Hello friends!

For the past few years, and especially recently, there’s been a lot of discussion in online circles about colonialism, racism and D&D. Last year there was a 100+ page thread on RPGnet about decolonizing D&D. Lately, I’ve also been stumbling across apologia that attempts to disavow the existence of these things in D&D. Given Torchbearer’s debt to D&D, this is a topic Luke and I take very seriously.

I want to be very clear that I agree that D&D is embedded with colonialist and racist assumptions. I want to be equally clear that I’m not claiming Dave and Gary were racist or that D&D is some crypto-white-supremacist work. What I am saying is that unconscious support for colonialism and racism is systemic to American culture and so it is part of D&D whether Dave and Gary intended it to be or not.

It’s a part of Torchbearer too.

When I say ‘colonialism,’ here’s what I mean: Controlling a land, occupying it with settlers and exploiting it economically.

This is the heart of the American story–going west and taming the savage frontier. Except that “savage frontier” was not empty. It was full of indigenous civilizations. The original American colonies grew on settlements and farms that had been tended by indigenous people for generations.

In D&D (and Torchbearer) players assemble their adventurers and send them out into the unknown (to them at least). There, they fight monsters and seize treasure to bring back to civilization.

You don’t really need to even squint to see that these stories are cut from the same cloth.

But orcs and gnolls and drow are evil, right? That’s the difference, right? They have to be killed or driven off to protect civilization from their evil and rapaciousness. That’s a good thing! I understand that argument, especially in a game that explicitly tags peoples with a good or evil alignment. I’d give that point more credence if the same justifications hadn’t been used for genocide, enslavement and forced migration of indigenous peoples all around the globe.
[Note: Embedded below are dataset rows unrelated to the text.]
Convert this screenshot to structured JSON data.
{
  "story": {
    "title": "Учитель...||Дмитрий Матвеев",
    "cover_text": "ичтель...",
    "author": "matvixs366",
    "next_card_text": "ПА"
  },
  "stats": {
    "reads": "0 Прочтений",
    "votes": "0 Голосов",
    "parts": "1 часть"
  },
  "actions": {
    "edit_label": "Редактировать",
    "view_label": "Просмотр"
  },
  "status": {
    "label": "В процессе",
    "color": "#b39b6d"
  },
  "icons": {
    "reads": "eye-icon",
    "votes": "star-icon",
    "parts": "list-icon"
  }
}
Fellow game designer James Mendez Hodes has written on these topics at length. I highly recommend you check out this and this to start if you want to delve deeper. James also cites this piece, by Paul Sturtevant, which closely examines the concept of ‘race’ in D&D.

Look, the point is that D&D is problematic. Torchbearer is too, for many of the same reasons. There is a hateful narrative embedded in these games. Does that mean I think you shouldn’t play D&D (or Torchbearer)? No! Do I think it’s bad if you enjoy them? No! I do, however, hope that you’ll think about the narratives that you’re creating with your games and characters and try to minimize or rehabilitate the harmful aspects.

In Mendez’s second article linked to above, he provides some excellent ideas for reclaiming and rehabilitating the stories of orcs, which I think provides a good starting point. How would you decolonize your Torchbearer games?